**Your instructions:**
Apart from the images, reproduce all of the data word for word.

**Records to process:**
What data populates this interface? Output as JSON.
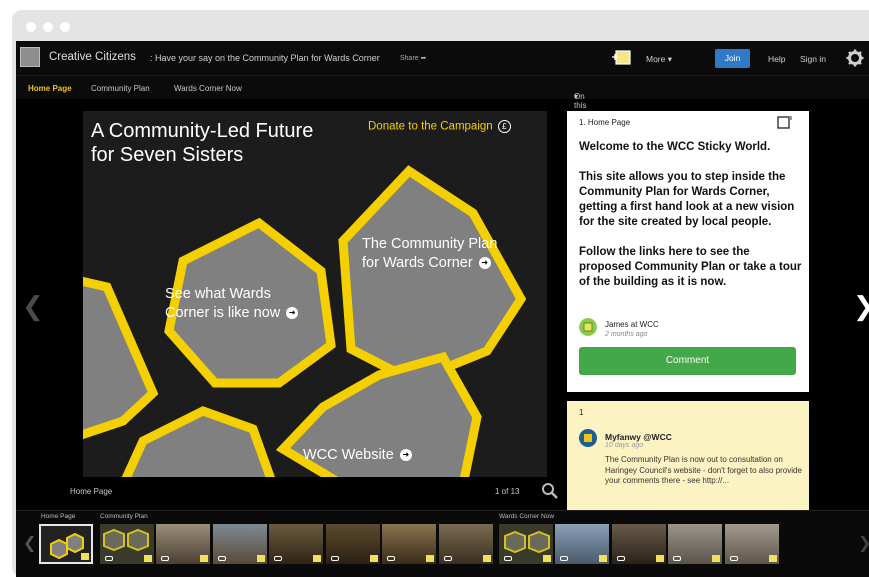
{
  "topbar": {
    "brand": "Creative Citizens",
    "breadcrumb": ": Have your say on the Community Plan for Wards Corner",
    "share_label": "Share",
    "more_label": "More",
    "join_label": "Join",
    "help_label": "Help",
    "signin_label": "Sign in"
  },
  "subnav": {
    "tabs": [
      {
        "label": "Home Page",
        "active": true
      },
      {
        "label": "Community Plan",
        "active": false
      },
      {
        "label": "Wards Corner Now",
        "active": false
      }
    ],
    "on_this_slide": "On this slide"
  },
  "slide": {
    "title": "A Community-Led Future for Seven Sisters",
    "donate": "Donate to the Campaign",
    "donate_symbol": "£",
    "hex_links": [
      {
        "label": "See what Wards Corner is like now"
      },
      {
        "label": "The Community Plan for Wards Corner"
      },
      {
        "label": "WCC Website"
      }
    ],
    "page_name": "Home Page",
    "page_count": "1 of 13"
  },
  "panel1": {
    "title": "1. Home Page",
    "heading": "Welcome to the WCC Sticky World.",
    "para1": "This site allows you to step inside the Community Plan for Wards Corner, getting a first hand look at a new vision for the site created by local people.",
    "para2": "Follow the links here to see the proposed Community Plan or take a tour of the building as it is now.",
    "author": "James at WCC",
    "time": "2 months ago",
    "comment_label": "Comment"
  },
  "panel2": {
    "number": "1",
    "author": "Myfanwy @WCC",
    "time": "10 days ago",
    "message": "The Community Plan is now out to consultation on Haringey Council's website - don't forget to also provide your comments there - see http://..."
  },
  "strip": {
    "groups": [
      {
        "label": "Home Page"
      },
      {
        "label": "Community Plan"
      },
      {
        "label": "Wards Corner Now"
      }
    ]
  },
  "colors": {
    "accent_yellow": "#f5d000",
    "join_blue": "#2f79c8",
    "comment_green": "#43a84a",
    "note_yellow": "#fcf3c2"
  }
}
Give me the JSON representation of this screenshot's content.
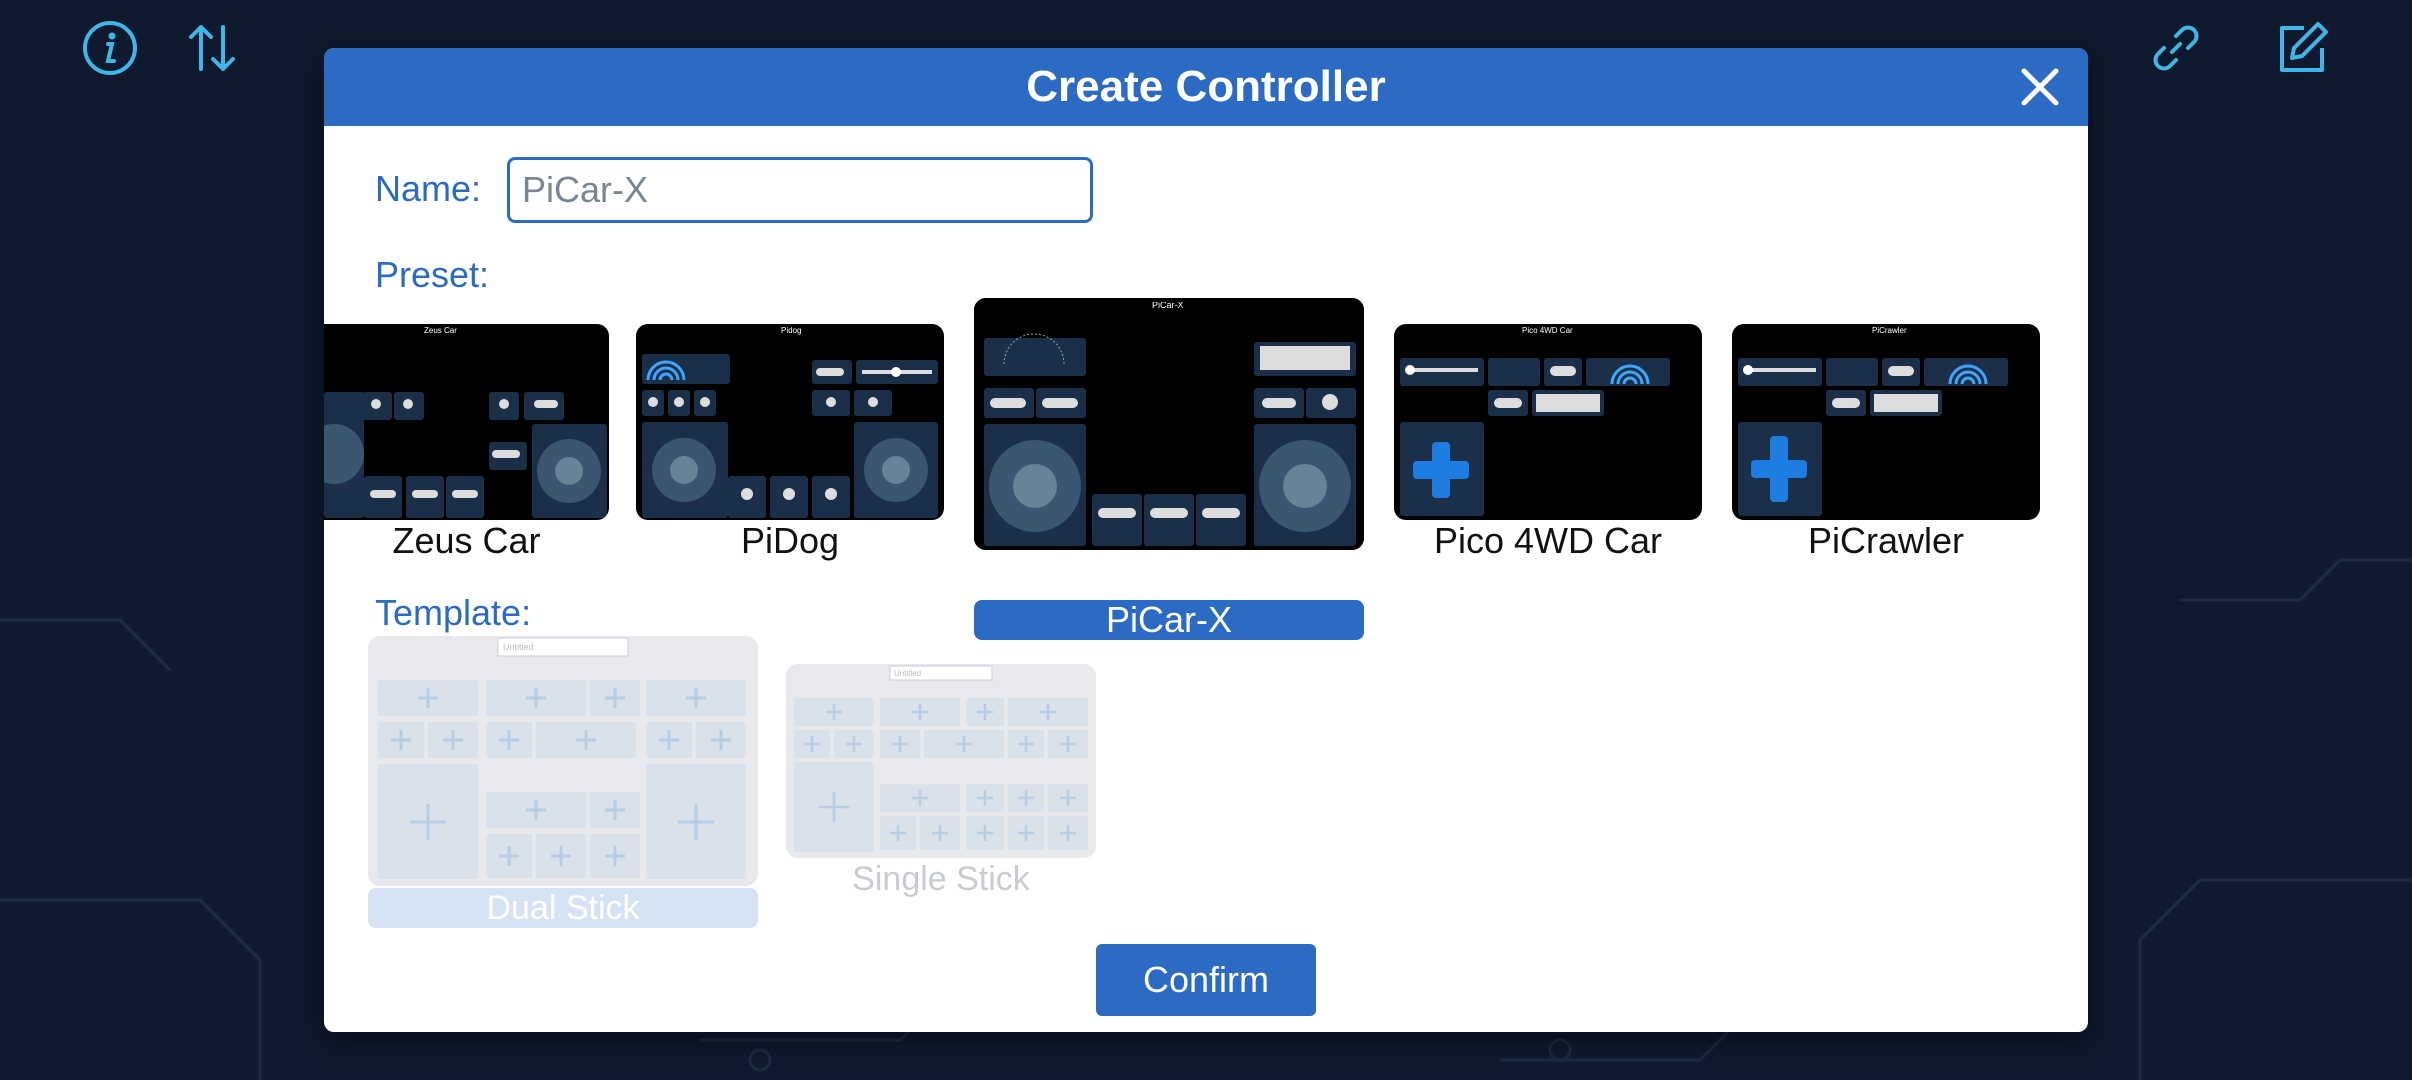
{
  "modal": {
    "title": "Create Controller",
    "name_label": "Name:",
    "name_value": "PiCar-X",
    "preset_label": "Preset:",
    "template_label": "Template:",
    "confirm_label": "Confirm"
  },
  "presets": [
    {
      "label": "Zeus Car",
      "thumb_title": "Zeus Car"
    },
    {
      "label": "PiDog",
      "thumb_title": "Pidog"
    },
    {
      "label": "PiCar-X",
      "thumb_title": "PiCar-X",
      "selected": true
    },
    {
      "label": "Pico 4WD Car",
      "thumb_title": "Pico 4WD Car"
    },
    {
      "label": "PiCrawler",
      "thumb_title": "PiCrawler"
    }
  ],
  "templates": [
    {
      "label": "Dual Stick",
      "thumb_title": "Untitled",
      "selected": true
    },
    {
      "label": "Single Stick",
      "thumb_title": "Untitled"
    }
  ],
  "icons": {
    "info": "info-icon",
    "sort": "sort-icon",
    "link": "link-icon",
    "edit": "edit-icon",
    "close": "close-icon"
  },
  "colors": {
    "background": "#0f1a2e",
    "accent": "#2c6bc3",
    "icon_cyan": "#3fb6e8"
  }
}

**Result of this exercise:**
What data populates this interface? Output as JSON.
{
  "topbar": {
    "brand": "Creative Citizens",
    "breadcrumb": ": Have your say on the Community Plan for Wards Corner",
    "share_label": "Share",
    "more_label": "More",
    "join_label": "Join",
    "help_label": "Help",
    "signin_label": "Sign in"
  },
  "subnav": {
    "tabs": [
      {
        "label": "Home Page",
        "active": true
      },
      {
        "label": "Community Plan",
        "active": false
      },
      {
        "label": "Wards Corner Now",
        "active": false
      }
    ],
    "on_this_slide": "On this slide"
  },
  "slide": {
    "title": "A Community-Led Future for Seven Sisters",
    "donate": "Donate to the Campaign",
    "donate_symbol": "£",
    "hex_links": [
      {
        "label": "See what Wards Corner is like now"
      },
      {
        "label": "The Community Plan for Wards Corner"
      },
      {
        "label": "WCC Website"
      }
    ],
    "page_name": "Home Page",
    "page_count": "1 of 13"
  },
  "panel1": {
    "title": "1. Home Page",
    "heading": "Welcome to the WCC Sticky World.",
    "para1": "This site allows you to step inside the Community Plan for Wards Corner, getting a first hand look at a new vision for the site created by local people.",
    "para2": "Follow the links here to see the proposed Community Plan or take a tour of the building as it is now.",
    "author": "James at WCC",
    "time": "2 months ago",
    "comment_label": "Comment"
  },
  "panel2": {
    "number": "1",
    "author": "Myfanwy @WCC",
    "time": "10 days ago",
    "message": "The Community Plan is now out to consultation on Haringey Council's website - don't forget to also provide your comments there - see http://..."
  },
  "strip": {
    "groups": [
      {
        "label": "Home Page"
      },
      {
        "label": "Community Plan"
      },
      {
        "label": "Wards Corner Now"
      }
    ]
  },
  "colors": {
    "accent_yellow": "#f5d000",
    "join_blue": "#2f79c8",
    "comment_green": "#43a84a",
    "note_yellow": "#fcf3c2"
  }
}
Give me the JSON representation of this screenshot's content.
{
  "modal": {
    "title": "Create Controller",
    "name_label": "Name:",
    "name_value": "PiCar-X",
    "preset_label": "Preset:",
    "template_label": "Template:",
    "confirm_label": "Confirm"
  },
  "presets": [
    {
      "label": "Zeus Car",
      "thumb_title": "Zeus Car"
    },
    {
      "label": "PiDog",
      "thumb_title": "Pidog"
    },
    {
      "label": "PiCar-X",
      "thumb_title": "PiCar-X",
      "selected": true
    },
    {
      "label": "Pico 4WD Car",
      "thumb_title": "Pico 4WD Car"
    },
    {
      "label": "PiCrawler",
      "thumb_title": "PiCrawler"
    }
  ],
  "templates": [
    {
      "label": "Dual Stick",
      "thumb_title": "Untitled",
      "selected": true
    },
    {
      "label": "Single Stick",
      "thumb_title": "Untitled"
    }
  ],
  "icons": {
    "info": "info-icon",
    "sort": "sort-icon",
    "link": "link-icon",
    "edit": "edit-icon",
    "close": "close-icon"
  },
  "colors": {
    "background": "#0f1a2e",
    "accent": "#2c6bc3",
    "icon_cyan": "#3fb6e8"
  }
}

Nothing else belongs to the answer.